_Task brief_:
Look for "title" in each line of the entries, and return the matching lines.

"""

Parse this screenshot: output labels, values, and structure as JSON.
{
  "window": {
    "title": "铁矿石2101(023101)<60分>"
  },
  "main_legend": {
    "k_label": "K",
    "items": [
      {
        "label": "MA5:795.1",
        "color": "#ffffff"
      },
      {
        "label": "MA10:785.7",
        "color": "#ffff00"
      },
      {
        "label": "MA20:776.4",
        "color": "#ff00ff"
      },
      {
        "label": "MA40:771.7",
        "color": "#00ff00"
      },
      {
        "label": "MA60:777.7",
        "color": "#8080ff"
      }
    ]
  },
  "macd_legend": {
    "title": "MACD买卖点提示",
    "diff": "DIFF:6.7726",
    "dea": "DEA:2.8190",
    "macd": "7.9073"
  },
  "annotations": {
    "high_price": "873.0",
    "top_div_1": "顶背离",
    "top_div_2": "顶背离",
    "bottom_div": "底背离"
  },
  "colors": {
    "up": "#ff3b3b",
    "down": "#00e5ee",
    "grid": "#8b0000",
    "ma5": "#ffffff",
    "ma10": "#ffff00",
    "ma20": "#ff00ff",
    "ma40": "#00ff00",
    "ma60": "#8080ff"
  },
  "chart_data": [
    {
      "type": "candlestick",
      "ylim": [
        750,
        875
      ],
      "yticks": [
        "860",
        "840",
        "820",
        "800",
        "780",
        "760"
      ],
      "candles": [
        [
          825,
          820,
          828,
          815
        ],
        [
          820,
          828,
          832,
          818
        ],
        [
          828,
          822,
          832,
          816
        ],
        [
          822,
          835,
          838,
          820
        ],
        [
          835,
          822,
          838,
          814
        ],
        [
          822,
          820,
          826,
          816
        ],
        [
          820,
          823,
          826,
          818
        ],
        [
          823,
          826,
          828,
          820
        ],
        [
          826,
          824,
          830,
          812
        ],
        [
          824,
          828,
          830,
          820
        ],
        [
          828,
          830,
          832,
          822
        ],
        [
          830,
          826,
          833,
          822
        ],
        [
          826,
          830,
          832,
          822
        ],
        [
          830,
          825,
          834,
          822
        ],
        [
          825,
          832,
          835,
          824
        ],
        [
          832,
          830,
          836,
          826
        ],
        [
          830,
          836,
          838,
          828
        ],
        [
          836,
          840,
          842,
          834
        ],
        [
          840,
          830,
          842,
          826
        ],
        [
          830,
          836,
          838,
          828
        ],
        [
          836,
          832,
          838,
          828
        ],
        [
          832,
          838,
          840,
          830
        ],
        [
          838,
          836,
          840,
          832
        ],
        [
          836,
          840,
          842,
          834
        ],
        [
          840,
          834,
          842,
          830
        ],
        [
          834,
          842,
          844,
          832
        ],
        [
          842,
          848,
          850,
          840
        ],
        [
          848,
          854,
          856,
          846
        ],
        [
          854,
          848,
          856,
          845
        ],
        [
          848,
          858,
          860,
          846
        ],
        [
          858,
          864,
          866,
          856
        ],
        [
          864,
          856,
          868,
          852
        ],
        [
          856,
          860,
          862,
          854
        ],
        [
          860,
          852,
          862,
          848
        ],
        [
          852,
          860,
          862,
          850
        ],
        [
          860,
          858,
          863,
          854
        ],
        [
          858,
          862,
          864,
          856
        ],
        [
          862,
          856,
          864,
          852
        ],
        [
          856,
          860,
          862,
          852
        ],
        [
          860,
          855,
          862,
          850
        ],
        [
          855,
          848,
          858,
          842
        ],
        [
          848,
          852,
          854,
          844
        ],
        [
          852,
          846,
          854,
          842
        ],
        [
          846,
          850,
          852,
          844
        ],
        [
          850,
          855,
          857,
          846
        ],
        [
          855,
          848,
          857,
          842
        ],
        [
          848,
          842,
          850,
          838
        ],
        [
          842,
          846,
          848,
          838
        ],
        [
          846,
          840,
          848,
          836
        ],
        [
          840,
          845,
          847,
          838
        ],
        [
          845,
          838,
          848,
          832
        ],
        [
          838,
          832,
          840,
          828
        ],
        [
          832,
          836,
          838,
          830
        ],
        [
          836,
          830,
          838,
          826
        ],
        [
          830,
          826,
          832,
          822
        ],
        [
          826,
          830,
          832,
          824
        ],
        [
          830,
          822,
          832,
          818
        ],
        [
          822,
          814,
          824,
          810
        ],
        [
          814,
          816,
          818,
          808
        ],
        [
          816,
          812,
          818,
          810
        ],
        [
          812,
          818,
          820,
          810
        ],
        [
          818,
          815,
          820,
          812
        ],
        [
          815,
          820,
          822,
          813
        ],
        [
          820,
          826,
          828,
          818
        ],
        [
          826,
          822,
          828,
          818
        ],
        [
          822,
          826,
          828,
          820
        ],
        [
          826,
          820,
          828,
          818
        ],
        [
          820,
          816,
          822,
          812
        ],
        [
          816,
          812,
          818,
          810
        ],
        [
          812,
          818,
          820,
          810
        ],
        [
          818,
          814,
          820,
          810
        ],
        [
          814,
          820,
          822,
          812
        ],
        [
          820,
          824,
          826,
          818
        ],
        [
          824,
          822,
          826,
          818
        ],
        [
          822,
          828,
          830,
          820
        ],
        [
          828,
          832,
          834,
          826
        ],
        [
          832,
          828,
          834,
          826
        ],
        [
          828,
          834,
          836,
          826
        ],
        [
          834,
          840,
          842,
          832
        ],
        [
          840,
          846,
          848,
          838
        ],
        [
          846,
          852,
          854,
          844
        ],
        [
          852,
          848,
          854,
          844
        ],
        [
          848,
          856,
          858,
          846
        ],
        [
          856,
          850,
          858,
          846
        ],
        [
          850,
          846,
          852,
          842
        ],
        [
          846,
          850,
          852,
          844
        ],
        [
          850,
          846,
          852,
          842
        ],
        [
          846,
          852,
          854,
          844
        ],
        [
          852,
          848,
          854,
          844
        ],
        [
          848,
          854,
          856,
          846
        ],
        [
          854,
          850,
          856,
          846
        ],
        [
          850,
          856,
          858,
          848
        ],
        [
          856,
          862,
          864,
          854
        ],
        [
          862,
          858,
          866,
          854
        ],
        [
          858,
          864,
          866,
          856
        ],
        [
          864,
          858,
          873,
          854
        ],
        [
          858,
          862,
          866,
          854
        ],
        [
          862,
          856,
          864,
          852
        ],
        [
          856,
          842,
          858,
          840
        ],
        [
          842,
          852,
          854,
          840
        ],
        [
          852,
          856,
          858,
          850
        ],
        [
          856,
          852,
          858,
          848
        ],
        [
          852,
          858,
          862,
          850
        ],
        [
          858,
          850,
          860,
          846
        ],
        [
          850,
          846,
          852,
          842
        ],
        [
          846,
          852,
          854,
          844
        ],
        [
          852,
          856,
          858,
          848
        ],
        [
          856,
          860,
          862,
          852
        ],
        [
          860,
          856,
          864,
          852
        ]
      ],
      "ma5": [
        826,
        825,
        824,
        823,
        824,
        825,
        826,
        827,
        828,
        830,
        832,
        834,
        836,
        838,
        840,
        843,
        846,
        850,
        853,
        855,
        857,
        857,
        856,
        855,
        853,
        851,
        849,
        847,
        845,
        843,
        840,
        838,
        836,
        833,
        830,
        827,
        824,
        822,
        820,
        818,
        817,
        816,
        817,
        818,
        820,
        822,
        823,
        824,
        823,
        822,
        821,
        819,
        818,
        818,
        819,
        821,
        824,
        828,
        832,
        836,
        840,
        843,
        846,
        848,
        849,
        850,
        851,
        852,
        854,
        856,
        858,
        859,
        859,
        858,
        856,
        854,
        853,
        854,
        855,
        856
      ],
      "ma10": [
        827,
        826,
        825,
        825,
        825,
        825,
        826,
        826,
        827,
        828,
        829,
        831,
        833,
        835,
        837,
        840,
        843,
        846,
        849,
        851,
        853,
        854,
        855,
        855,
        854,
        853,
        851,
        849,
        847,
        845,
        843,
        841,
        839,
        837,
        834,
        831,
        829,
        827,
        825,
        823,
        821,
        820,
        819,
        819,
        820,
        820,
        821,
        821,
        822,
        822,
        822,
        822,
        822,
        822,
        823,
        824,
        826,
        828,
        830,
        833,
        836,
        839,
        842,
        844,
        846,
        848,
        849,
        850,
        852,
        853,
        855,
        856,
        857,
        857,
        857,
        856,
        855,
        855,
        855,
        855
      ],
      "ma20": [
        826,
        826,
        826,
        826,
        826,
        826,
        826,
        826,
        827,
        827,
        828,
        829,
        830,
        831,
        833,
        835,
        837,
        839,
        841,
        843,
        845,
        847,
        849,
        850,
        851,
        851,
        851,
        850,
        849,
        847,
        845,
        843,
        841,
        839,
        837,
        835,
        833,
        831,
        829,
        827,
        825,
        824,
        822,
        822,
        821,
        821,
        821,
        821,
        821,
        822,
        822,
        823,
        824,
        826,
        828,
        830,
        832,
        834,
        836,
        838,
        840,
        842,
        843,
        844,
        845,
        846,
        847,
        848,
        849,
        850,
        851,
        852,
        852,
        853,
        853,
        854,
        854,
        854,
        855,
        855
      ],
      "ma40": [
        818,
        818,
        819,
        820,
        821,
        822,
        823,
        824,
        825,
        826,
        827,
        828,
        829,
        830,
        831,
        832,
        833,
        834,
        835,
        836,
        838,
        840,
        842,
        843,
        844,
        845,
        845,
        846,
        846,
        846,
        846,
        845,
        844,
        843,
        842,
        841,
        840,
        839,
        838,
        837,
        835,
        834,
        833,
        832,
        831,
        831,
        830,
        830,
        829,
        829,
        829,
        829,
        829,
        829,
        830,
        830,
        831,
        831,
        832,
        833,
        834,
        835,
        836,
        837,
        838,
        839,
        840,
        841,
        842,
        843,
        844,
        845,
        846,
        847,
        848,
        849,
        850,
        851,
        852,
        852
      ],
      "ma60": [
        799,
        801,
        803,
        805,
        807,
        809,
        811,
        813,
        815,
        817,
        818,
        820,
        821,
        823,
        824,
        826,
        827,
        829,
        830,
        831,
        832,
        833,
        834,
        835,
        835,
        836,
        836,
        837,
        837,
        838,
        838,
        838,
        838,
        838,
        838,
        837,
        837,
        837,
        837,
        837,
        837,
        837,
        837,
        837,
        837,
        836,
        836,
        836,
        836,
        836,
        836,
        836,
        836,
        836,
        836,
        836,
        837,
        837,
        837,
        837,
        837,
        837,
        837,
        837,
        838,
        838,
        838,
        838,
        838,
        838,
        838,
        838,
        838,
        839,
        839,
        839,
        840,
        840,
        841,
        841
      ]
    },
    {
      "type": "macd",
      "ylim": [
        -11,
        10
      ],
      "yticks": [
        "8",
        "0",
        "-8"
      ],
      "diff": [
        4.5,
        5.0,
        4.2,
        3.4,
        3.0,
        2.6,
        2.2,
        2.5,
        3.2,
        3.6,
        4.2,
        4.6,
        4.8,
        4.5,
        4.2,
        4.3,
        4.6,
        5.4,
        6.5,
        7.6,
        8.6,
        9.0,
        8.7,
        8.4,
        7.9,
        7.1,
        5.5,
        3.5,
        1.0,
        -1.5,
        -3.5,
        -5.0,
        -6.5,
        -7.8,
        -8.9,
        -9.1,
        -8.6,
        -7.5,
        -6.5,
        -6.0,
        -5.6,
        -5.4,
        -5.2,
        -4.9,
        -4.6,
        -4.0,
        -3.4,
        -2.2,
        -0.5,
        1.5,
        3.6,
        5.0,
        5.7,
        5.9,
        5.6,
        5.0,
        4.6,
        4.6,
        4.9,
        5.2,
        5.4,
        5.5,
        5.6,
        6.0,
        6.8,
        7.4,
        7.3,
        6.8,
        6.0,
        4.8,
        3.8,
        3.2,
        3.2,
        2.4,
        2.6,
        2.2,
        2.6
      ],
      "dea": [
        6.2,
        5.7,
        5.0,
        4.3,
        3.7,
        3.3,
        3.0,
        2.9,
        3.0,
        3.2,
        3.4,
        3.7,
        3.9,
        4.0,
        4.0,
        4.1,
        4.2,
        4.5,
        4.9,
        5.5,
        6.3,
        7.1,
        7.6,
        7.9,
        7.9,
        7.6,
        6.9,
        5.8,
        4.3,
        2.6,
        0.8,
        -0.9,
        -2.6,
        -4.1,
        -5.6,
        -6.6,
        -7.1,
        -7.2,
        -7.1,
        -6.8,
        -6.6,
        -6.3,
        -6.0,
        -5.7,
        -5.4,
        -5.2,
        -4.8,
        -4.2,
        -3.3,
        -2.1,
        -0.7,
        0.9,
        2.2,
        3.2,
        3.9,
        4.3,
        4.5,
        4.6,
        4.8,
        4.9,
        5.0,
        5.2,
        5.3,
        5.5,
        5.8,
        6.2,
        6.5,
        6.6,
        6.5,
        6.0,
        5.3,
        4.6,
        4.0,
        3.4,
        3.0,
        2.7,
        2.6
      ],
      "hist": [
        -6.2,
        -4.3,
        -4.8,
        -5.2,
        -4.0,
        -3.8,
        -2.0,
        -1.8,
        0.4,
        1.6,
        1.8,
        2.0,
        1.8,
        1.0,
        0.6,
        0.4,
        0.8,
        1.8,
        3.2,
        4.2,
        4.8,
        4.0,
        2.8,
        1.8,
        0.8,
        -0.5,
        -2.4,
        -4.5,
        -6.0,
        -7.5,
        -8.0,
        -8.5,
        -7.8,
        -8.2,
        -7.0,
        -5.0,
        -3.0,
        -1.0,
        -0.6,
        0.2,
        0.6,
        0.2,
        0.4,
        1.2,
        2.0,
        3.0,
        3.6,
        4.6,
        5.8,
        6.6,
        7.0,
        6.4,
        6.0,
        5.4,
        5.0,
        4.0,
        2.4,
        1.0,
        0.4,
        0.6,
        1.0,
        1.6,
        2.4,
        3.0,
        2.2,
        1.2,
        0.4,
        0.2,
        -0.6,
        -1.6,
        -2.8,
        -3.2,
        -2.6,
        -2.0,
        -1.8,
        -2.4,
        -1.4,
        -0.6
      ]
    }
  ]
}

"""

_Answer to the problem_:
    "title": "铁矿石2101(023101)<60分>"
    "title": "MACD买卖点提示",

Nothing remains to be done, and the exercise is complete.